#### [EXERCISE]
Look through the entries below and count every line in which "root" appears; reply with the number only.

#### [DATA FOR THIS EXERCISE]
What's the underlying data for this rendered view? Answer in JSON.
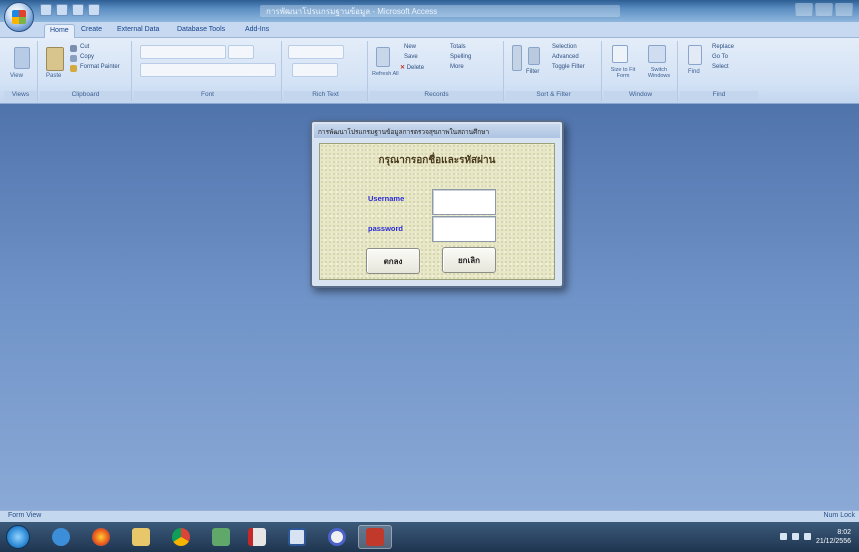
{
  "window": {
    "title": "การพัฒนาโปรแกรมฐานข้อมูล - Microsoft Access"
  },
  "ribbon": {
    "tabs": [
      "Home",
      "Create",
      "External Data",
      "Database Tools",
      "Add-Ins"
    ],
    "groups": [
      {
        "label": "Views"
      },
      {
        "label": "Clipboard"
      },
      {
        "label": "Font"
      },
      {
        "label": "Rich Text"
      },
      {
        "label": "Records"
      },
      {
        "label": "Sort & Filter"
      },
      {
        "label": "Window"
      },
      {
        "label": "Find"
      }
    ],
    "clipboard": {
      "cut": "Cut",
      "copy": "Copy",
      "format_painter": "Format Painter"
    },
    "records": {
      "new": "New",
      "save": "Save",
      "delete": "Delete",
      "totals": "Totals",
      "spelling": "Spelling",
      "more": "More"
    },
    "sort_filter": {
      "filter": "Filter",
      "selection": "Selection",
      "advanced": "Advanced",
      "toggle_filter": "Toggle Filter"
    },
    "window": {
      "size_to_fit": "Size to Fit Form",
      "switch_windows": "Switch Windows"
    },
    "find": {
      "find": "Find",
      "replace": "Replace",
      "goto": "Go To",
      "select": "Select"
    },
    "views": {
      "view": "View"
    },
    "paste": "Paste",
    "refresh_all": "Refresh All"
  },
  "dialog": {
    "title": "การพัฒนาโปรแกรมฐานข้อมูลการตรวจสุขภาพในสถานศึกษา",
    "heading": "กรุณากรอกชื่อและรหัสผ่าน",
    "username_label": "Username",
    "password_label": "password",
    "username_value": "",
    "password_value": "",
    "ok_button": "ตกลง",
    "cancel_button": "ยกเลิก"
  },
  "statusbar": {
    "left": "Form View",
    "right": "Num Lock"
  },
  "taskbar": {
    "time": "8:02",
    "date": "21/12/2556"
  },
  "colors": {
    "workspace": "#6e92c7",
    "dialog_body": "#e8e8c6",
    "label_blue": "#2b2bd6"
  }
}
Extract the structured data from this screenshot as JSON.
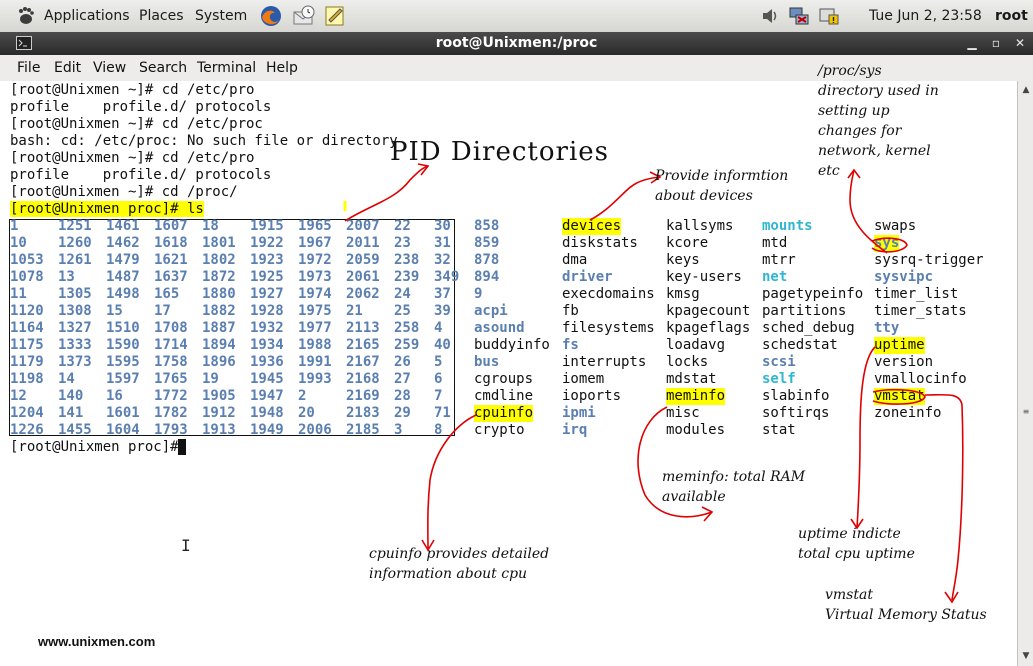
{
  "panel": {
    "applications": "Applications",
    "places": "Places",
    "system": "System",
    "datetime": "Tue Jun  2, 23:58",
    "user": "root",
    "icons": [
      "gnome-foot-icon",
      "firefox-icon",
      "mail-clock-icon",
      "text-editor-icon",
      "volume-icon",
      "network-icon",
      "update-notifier-icon"
    ]
  },
  "window": {
    "title": "root@Unixmen:/proc",
    "menu": [
      "File",
      "Edit",
      "View",
      "Search",
      "Terminal",
      "Help"
    ]
  },
  "terminal": {
    "lines": [
      "[root@Unixmen ~]# cd /etc/pro",
      "profile    profile.d/ protocols",
      "[root@Unixmen ~]# cd /etc/proc",
      "bash: cd: /etc/proc: No such file or directory",
      "[root@Unixmen ~]# cd /etc/pro",
      "profile    profile.d/ protocols",
      "[root@Unixmen ~]# cd /proc/",
      "[root@Unixmen proc]# ls"
    ],
    "last_prompt": "[root@Unixmen proc]# ",
    "pid_rows": [
      [
        "1",
        "1251",
        "1461",
        "1607",
        "18",
        "1915",
        "1965",
        "2007",
        "22",
        "30"
      ],
      [
        "10",
        "1260",
        "1462",
        "1618",
        "1801",
        "1922",
        "1967",
        "2011",
        "23",
        "31"
      ],
      [
        "1053",
        "1261",
        "1479",
        "1621",
        "1802",
        "1923",
        "1972",
        "2059",
        "238",
        "32"
      ],
      [
        "1078",
        "13",
        "1487",
        "1637",
        "1872",
        "1925",
        "1973",
        "2061",
        "239",
        "349"
      ],
      [
        "11",
        "1305",
        "1498",
        "165",
        "1880",
        "1927",
        "1974",
        "2062",
        "24",
        "37"
      ],
      [
        "1120",
        "1308",
        "15",
        "17",
        "1882",
        "1928",
        "1975",
        "21",
        "25",
        "39"
      ],
      [
        "1164",
        "1327",
        "1510",
        "1708",
        "1887",
        "1932",
        "1977",
        "2113",
        "258",
        "4"
      ],
      [
        "1175",
        "1333",
        "1590",
        "1714",
        "1894",
        "1934",
        "1988",
        "2165",
        "259",
        "40"
      ],
      [
        "1179",
        "1373",
        "1595",
        "1758",
        "1896",
        "1936",
        "1991",
        "2167",
        "26",
        "5"
      ],
      [
        "1198",
        "14",
        "1597",
        "1765",
        "19",
        "1945",
        "1993",
        "2168",
        "27",
        "6"
      ],
      [
        "12",
        "140",
        "16",
        "1772",
        "1905",
        "1947",
        "2",
        "2169",
        "28",
        "7"
      ],
      [
        "1204",
        "141",
        "1601",
        "1782",
        "1912",
        "1948",
        "20",
        "2183",
        "29",
        "71"
      ],
      [
        "1226",
        "1455",
        "1604",
        "1793",
        "1913",
        "1949",
        "2006",
        "2185",
        "3",
        "8"
      ]
    ],
    "columns": [
      [
        {
          "t": "858",
          "c": "dir"
        },
        {
          "t": "859",
          "c": "dir"
        },
        {
          "t": "878",
          "c": "dir"
        },
        {
          "t": "894",
          "c": "dir"
        },
        {
          "t": "9",
          "c": "dir"
        },
        {
          "t": "acpi",
          "c": "dir"
        },
        {
          "t": "asound",
          "c": "dir"
        },
        {
          "t": "buddyinfo",
          "c": "file"
        },
        {
          "t": "bus",
          "c": "dir"
        },
        {
          "t": "cgroups",
          "c": "file"
        },
        {
          "t": "cmdline",
          "c": "file"
        },
        {
          "t": "cpuinfo",
          "c": "file",
          "h": true
        },
        {
          "t": "crypto",
          "c": "file"
        }
      ],
      [
        {
          "t": "devices",
          "c": "file",
          "h": true
        },
        {
          "t": "diskstats",
          "c": "file"
        },
        {
          "t": "dma",
          "c": "file"
        },
        {
          "t": "driver",
          "c": "dir"
        },
        {
          "t": "execdomains",
          "c": "file"
        },
        {
          "t": "fb",
          "c": "file"
        },
        {
          "t": "filesystems",
          "c": "file"
        },
        {
          "t": "fs",
          "c": "dir"
        },
        {
          "t": "interrupts",
          "c": "file"
        },
        {
          "t": "iomem",
          "c": "file"
        },
        {
          "t": "ioports",
          "c": "file"
        },
        {
          "t": "ipmi",
          "c": "dir"
        },
        {
          "t": "irq",
          "c": "dir"
        }
      ],
      [
        {
          "t": "kallsyms",
          "c": "file"
        },
        {
          "t": "kcore",
          "c": "file"
        },
        {
          "t": "keys",
          "c": "file"
        },
        {
          "t": "key-users",
          "c": "file"
        },
        {
          "t": "kmsg",
          "c": "file"
        },
        {
          "t": "kpagecount",
          "c": "file"
        },
        {
          "t": "kpageflags",
          "c": "file"
        },
        {
          "t": "loadavg",
          "c": "file"
        },
        {
          "t": "locks",
          "c": "file"
        },
        {
          "t": "mdstat",
          "c": "file"
        },
        {
          "t": "meminfo",
          "c": "file",
          "h": true
        },
        {
          "t": "misc",
          "c": "file"
        },
        {
          "t": "modules",
          "c": "file"
        }
      ],
      [
        {
          "t": "mounts",
          "c": "cyan"
        },
        {
          "t": "mtd",
          "c": "file"
        },
        {
          "t": "mtrr",
          "c": "file"
        },
        {
          "t": "net",
          "c": "cyan"
        },
        {
          "t": "pagetypeinfo",
          "c": "file"
        },
        {
          "t": "partitions",
          "c": "file"
        },
        {
          "t": "sched_debug",
          "c": "file"
        },
        {
          "t": "schedstat",
          "c": "file"
        },
        {
          "t": "scsi",
          "c": "dir"
        },
        {
          "t": "self",
          "c": "cyan"
        },
        {
          "t": "slabinfo",
          "c": "file"
        },
        {
          "t": "softirqs",
          "c": "file"
        },
        {
          "t": "stat",
          "c": "file"
        }
      ],
      [
        {
          "t": "swaps",
          "c": "file"
        },
        {
          "t": "sys",
          "c": "dir",
          "h": true
        },
        {
          "t": "sysrq-trigger",
          "c": "file"
        },
        {
          "t": "sysvipc",
          "c": "dir"
        },
        {
          "t": "timer_list",
          "c": "file"
        },
        {
          "t": "timer_stats",
          "c": "file"
        },
        {
          "t": "tty",
          "c": "dir"
        },
        {
          "t": "uptime",
          "c": "file",
          "h": true
        },
        {
          "t": "version",
          "c": "file"
        },
        {
          "t": "vmallocinfo",
          "c": "file"
        },
        {
          "t": "vmstat",
          "c": "file",
          "h": true
        },
        {
          "t": "zoneinfo",
          "c": "file"
        }
      ]
    ]
  },
  "annotations": {
    "pid": "PID Directories",
    "devices": "Provide informtion\nabout devices",
    "sys": "/proc/sys\ndirectory used in\nsetting up\nchanges for\nnetwork, kernel\netc",
    "meminfo": "meminfo: total RAM\navailable",
    "cpuinfo": "cpuinfo provides detailed\ninformation about cpu",
    "uptime": "uptime indicte\ntotal cpu uptime",
    "vmstat": "vmstat\nVirtual Memory Status",
    "pen_color": "#e00000"
  },
  "watermark": "www.unixmen.com"
}
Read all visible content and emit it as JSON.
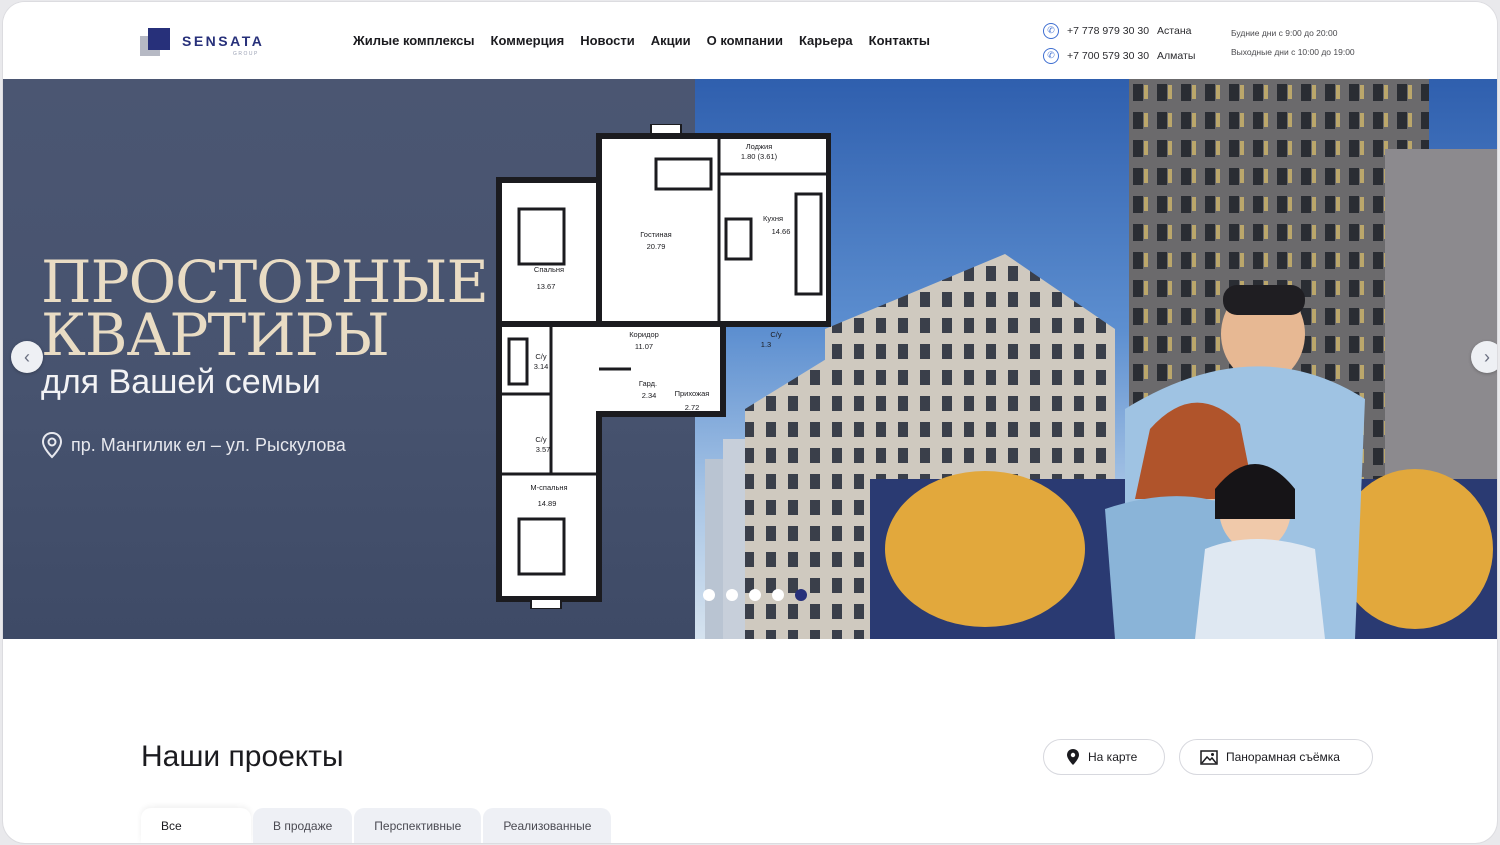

#### [SOLUTION BELOW]
8